▸ **Data supplied**:
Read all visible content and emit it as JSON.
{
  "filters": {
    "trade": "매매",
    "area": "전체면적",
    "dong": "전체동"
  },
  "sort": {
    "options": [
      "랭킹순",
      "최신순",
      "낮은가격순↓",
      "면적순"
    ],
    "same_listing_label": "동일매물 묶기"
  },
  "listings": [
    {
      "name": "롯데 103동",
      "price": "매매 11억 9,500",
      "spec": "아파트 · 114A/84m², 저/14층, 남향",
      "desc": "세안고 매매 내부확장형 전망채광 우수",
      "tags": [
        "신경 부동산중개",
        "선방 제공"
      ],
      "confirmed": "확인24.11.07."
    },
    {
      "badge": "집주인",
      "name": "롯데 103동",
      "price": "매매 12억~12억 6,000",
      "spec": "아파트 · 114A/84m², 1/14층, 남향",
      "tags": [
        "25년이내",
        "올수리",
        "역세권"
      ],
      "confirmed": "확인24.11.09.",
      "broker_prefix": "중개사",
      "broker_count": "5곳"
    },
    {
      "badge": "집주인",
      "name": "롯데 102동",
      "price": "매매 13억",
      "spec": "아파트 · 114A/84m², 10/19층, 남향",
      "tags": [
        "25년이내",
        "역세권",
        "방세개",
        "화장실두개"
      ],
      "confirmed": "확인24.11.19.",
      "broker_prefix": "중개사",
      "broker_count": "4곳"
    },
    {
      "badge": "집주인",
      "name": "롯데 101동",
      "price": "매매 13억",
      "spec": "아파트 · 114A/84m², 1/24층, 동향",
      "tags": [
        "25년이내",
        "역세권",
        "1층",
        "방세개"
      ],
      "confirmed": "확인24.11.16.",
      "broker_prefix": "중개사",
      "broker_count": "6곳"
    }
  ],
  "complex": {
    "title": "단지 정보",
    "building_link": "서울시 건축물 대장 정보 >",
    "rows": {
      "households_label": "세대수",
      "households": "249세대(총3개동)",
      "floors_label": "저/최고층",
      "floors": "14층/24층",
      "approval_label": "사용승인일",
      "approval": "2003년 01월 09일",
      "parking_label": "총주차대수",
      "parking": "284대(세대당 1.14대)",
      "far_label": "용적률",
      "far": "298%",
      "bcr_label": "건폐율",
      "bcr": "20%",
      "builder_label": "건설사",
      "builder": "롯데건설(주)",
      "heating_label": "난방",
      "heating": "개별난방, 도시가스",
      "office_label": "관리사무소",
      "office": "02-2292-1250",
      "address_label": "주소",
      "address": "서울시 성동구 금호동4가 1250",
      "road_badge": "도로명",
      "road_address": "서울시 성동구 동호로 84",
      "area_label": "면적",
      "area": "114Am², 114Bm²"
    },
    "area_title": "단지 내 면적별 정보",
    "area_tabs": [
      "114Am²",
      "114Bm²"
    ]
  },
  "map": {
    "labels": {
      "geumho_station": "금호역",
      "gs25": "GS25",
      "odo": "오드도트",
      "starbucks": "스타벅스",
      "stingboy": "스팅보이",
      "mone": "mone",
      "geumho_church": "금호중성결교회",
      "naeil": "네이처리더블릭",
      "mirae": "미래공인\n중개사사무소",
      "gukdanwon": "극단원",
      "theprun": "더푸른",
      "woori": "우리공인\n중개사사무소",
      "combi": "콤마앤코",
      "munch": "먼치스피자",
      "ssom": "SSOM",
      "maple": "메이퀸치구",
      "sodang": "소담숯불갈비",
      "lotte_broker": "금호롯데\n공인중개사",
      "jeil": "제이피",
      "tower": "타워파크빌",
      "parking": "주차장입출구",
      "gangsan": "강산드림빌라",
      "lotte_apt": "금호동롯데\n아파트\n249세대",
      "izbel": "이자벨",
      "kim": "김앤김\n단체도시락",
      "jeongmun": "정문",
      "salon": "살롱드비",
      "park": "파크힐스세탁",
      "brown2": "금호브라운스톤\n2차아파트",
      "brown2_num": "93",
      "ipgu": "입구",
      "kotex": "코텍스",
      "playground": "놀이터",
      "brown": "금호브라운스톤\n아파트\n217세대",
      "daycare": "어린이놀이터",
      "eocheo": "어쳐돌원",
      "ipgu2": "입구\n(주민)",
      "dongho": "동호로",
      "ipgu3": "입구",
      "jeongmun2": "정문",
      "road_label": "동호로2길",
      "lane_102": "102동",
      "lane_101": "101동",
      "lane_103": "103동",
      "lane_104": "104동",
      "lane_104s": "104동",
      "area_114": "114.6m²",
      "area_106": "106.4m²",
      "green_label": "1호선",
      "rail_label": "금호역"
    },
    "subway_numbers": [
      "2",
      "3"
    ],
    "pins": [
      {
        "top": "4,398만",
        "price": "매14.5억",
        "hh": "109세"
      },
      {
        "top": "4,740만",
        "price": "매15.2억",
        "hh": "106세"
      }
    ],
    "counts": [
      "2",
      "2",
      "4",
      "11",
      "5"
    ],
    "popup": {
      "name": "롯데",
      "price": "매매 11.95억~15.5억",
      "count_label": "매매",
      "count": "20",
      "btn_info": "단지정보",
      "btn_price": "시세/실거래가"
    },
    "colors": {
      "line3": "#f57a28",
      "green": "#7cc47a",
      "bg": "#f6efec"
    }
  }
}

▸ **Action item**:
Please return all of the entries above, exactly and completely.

▸ **Task result**:
Read all visible content and emit it as JSON.
{
  "filters": {
    "trade": "매매",
    "area": "전체면적",
    "dong": "전체동"
  },
  "sort": {
    "options": [
      "랭킹순",
      "최신순",
      "낮은가격순↓",
      "면적순"
    ],
    "same_listing_label": "동일매물 묶기"
  },
  "listings": [
    {
      "name": "롯데 103동",
      "price": "매매 11억 9,500",
      "spec": "아파트 · 114A/84m², 저/14층, 남향",
      "desc": "세안고 매매 내부확장형 전망채광 우수",
      "tags": [
        "신경 부동산중개",
        "선방 제공"
      ],
      "confirmed": "확인24.11.07."
    },
    {
      "badge": "집주인",
      "name": "롯데 103동",
      "price": "매매 12억~12억 6,000",
      "spec": "아파트 · 114A/84m², 1/14층, 남향",
      "tags": [
        "25년이내",
        "올수리",
        "역세권"
      ],
      "confirmed": "확인24.11.09.",
      "broker_prefix": "중개사",
      "broker_count": "5곳"
    },
    {
      "badge": "집주인",
      "name": "롯데 102동",
      "price": "매매 13억",
      "spec": "아파트 · 114A/84m², 10/19층, 남향",
      "tags": [
        "25년이내",
        "역세권",
        "방세개",
        "화장실두개"
      ],
      "confirmed": "확인24.11.19.",
      "broker_prefix": "중개사",
      "broker_count": "4곳"
    },
    {
      "badge": "집주인",
      "name": "롯데 101동",
      "price": "매매 13억",
      "spec": "아파트 · 114A/84m², 1/24층, 동향",
      "tags": [
        "25년이내",
        "역세권",
        "1층",
        "방세개"
      ],
      "confirmed": "확인24.11.16.",
      "broker_prefix": "중개사",
      "broker_count": "6곳"
    }
  ],
  "complex": {
    "title": "단지 정보",
    "building_link": "서울시 건축물 대장 정보 >",
    "rows": {
      "households_label": "세대수",
      "households": "249세대(총3개동)",
      "floors_label": "저/최고층",
      "floors": "14층/24층",
      "approval_label": "사용승인일",
      "approval": "2003년 01월 09일",
      "parking_label": "총주차대수",
      "parking": "284대(세대당 1.14대)",
      "far_label": "용적률",
      "far": "298%",
      "bcr_label": "건폐율",
      "bcr": "20%",
      "builder_label": "건설사",
      "builder": "롯데건설(주)",
      "heating_label": "난방",
      "heating": "개별난방, 도시가스",
      "office_label": "관리사무소",
      "office": "02-2292-1250",
      "address_label": "주소",
      "address": "서울시 성동구 금호동4가 1250",
      "road_badge": "도로명",
      "road_address": "서울시 성동구 동호로 84",
      "area_label": "면적",
      "area": "114Am², 114Bm²"
    },
    "area_title": "단지 내 면적별 정보",
    "area_tabs": [
      "114Am²",
      "114Bm²"
    ]
  },
  "map": {
    "labels": {
      "geumho_station": "금호역",
      "gs25": "GS25",
      "odo": "오드도트",
      "starbucks": "스타벅스",
      "stingboy": "스팅보이",
      "mone": "mone",
      "geumho_church": "금호중성결교회",
      "naeil": "네이처리더블릭",
      "mirae": "미래공인\n중개사사무소",
      "gukdanwon": "극단원",
      "theprun": "더푸른",
      "woori": "우리공인\n중개사사무소",
      "combi": "콤마앤코",
      "munch": "먼치스피자",
      "ssom": "SSOM",
      "maple": "메이퀸치구",
      "sodang": "소담숯불갈비",
      "lotte_broker": "금호롯데\n공인중개사",
      "jeil": "제이피",
      "tower": "타워파크빌",
      "parking": "주차장입출구",
      "gangsan": "강산드림빌라",
      "lotte_apt": "금호동롯데\n아파트\n249세대",
      "izbel": "이자벨",
      "kim": "김앤김\n단체도시락",
      "jeongmun": "정문",
      "salon": "살롱드비",
      "park": "파크힐스세탁",
      "brown2": "금호브라운스톤\n2차아파트",
      "brown2_num": "93",
      "ipgu": "입구",
      "kotex": "코텍스",
      "playground": "놀이터",
      "brown": "금호브라운스톤\n아파트\n217세대",
      "daycare": "어린이놀이터",
      "eocheo": "어쳐돌원",
      "ipgu2": "입구\n(주민)",
      "dongho": "동호로",
      "ipgu3": "입구",
      "jeongmun2": "정문",
      "road_label": "동호로2길",
      "lane_102": "102동",
      "lane_101": "101동",
      "lane_103": "103동",
      "lane_104": "104동",
      "lane_104s": "104동",
      "area_114": "114.6m²",
      "area_106": "106.4m²",
      "green_label": "1호선",
      "rail_label": "금호역"
    },
    "subway_numbers": [
      "2",
      "3"
    ],
    "pins": [
      {
        "top": "4,398만",
        "price": "매14.5억",
        "hh": "109세"
      },
      {
        "top": "4,740만",
        "price": "매15.2억",
        "hh": "106세"
      }
    ],
    "counts": [
      "2",
      "2",
      "4",
      "11",
      "5"
    ],
    "popup": {
      "name": "롯데",
      "price": "매매 11.95억~15.5억",
      "count_label": "매매",
      "count": "20",
      "btn_info": "단지정보",
      "btn_price": "시세/실거래가"
    },
    "colors": {
      "line3": "#f57a28",
      "green": "#7cc47a",
      "bg": "#f6efec"
    }
  }
}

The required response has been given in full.